Malin Skinnar video creator, storyteller and visual artist

Jag behöver rymden

Moon, luna, måne by www.malinstoryteller.com

Blodmåne och asteroider

Jag behöver rymden – tycker mycket är smått, mystiskt trångt. Konversationer utan mening och sammanhang utan begriplighet. Jag behöver natten – den kolsvarta, vargen som kanske smyger i snön, vattnet som försvinner – tystnaden för att leva.

Illustration Malin Skinnar

Jag behöver rymden.

tycker mycket är smått, mystiskt trångt.

Konversationer utan mening,

seder utan hyfs, bruk utan ton.

Sammanhang utan begriplighet.

Jag behöver natten – den kolsvarta. Vargen som kanske smyger, snön – den jobbiga,

vattnet som försvinner. Tystnaden, oumgänget, bortblundandet.

Jag får mark under fötterna

när det regnar vintergator,

när det ramlar universum,

på jorden – mitt bo.

Länge och många gånger sökte jag mig till Arktis…

till Grönland – för att få tyst i huvudet.

Jag har varit där så otroligt mycket, med vartenda revben – med hälar och tunga.

Paddlat på hav och kurat med jägare.

I det karga, på platser där få ting kan tänkas eller konstrueras där oförutsedda händelser ramlar över en.

Smällkylan – gnistervidden.

Isbergen – de som välter runt, tippar, slår och skjuter hål i båtskrov.

Valskjärtar som piskar.

Låg reling – djupaste hav.

Moon, luna, måne by www.malinstoryteller.com

Bivack – läger  under snö.

Borsta gången för syret.

Skor – varma… inga hål.

Ta hand om sig själv – sitt eget,  se om sitt hus, reda sitt bo. Ordna nästet, se till det bästa hjälpa sin nästa.

Bli hjälpt. Ta sig fram. Knacka på.

Då vi ses för vädret tillåter och stannar en evighet eller iallafall till imorgon.

Då vi talar för rymden tillåter och jorden snurrar.

Jag bor oftast i skogen, bortom ljuset – långt från alla.

Vill det.

Inga ljud – inget blinkar. Tystnad.

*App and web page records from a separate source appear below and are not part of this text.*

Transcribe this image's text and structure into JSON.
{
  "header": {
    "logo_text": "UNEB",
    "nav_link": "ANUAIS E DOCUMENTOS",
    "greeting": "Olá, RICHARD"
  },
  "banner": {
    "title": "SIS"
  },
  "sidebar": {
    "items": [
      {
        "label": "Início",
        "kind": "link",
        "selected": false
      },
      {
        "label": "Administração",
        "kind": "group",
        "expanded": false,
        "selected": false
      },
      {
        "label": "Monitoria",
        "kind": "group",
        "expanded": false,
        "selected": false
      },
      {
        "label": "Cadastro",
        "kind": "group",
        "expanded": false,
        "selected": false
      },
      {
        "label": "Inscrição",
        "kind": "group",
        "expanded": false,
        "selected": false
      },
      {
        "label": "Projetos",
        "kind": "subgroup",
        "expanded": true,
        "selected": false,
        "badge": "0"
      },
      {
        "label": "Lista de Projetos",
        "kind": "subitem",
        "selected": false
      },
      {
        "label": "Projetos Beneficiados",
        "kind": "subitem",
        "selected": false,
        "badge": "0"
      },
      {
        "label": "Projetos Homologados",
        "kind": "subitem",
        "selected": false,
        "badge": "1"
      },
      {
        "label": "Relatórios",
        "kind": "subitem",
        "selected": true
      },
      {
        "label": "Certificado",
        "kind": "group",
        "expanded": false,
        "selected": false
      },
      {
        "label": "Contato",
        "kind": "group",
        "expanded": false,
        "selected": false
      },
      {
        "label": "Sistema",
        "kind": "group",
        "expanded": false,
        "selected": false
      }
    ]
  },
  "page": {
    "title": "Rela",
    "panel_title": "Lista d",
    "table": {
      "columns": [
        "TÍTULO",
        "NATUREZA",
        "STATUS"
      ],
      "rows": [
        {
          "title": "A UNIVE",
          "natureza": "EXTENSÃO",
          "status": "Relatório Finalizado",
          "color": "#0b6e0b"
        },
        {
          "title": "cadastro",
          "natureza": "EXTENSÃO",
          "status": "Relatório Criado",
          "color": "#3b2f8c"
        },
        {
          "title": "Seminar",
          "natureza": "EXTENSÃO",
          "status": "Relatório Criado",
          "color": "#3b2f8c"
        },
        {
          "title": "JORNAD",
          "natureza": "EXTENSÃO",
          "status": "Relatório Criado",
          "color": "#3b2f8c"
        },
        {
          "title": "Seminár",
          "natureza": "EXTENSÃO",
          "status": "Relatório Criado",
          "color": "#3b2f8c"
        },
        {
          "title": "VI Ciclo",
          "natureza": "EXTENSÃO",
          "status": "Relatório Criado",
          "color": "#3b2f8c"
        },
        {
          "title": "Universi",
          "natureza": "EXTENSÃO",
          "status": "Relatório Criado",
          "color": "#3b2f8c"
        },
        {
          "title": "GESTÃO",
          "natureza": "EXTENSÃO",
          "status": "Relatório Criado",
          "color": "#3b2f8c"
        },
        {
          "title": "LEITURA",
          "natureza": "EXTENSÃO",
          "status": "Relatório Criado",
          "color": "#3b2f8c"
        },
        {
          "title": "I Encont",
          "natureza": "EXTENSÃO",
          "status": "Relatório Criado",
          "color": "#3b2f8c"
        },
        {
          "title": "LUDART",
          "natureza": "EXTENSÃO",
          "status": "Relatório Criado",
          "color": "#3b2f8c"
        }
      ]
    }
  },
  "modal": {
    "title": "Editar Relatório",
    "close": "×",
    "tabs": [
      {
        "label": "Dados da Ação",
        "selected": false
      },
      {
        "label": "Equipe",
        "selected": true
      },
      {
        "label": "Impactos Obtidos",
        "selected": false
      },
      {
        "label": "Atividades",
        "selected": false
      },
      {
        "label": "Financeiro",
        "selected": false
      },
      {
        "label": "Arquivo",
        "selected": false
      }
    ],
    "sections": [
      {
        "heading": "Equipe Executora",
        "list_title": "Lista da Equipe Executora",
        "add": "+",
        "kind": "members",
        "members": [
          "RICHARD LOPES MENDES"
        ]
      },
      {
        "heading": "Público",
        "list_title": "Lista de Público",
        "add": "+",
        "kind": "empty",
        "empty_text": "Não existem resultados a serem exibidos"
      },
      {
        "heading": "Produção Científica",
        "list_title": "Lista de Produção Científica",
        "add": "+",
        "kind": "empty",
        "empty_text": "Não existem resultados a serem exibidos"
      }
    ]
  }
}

Men ibland babblar mossan, vrålar hjorten och snart smyger kanske vargen å då blir det stilla i mitt hjärta, fullt av frågor om varandets varför och vems är rätten att riva.

När asteroider stora som isberg far från söder,  när det regnar meteorer  från nord och när månen skyms av oss på jorden, när han rodnar, blir till klot som syns –  kan jag vila.

Just då känns det som viktiga ting blir tydligare.

Att religös vanföreställning och andlig virrighet stillas.

Att pladder om måsten tystnar.

Att du just nu  är här.

Med mig.

Vi kan ju ändå inget påverka.

Bara vara uti.

Vi lever som ufon i ett hav av eonisk otid.

Jag, du, älgen o alla som hatar.

Alla som älskar,

alla som vill och ovill.

Det som sker det sker.

oavsett val och önskan.

Malin Skinnar

Kayaking, east Greenland

Vlogg om Rymdsvindel i husbilen nedan.

Paper cut art by Malin Skinnar

Meteor, komet, atseroid. Allt gör mig lugn… Alltet gör mig alltid lugn. Blodmånens mörka sken.  Stjärnor i fall, asteroidregn och dunder. 

Under en total månförmörkelse kommer månen skymmas av jorden och en skugga bildas som kallas umbra.  Om månen står i en viss position så ser den  blodröd ut. Det är ett långsamt och mäktig himlafenomen som ger perspektiv på månen som det klot han verkligen är. – Ensamt seglande men alltid nära …

Malin Skinnar video creator, storyteller and visual artist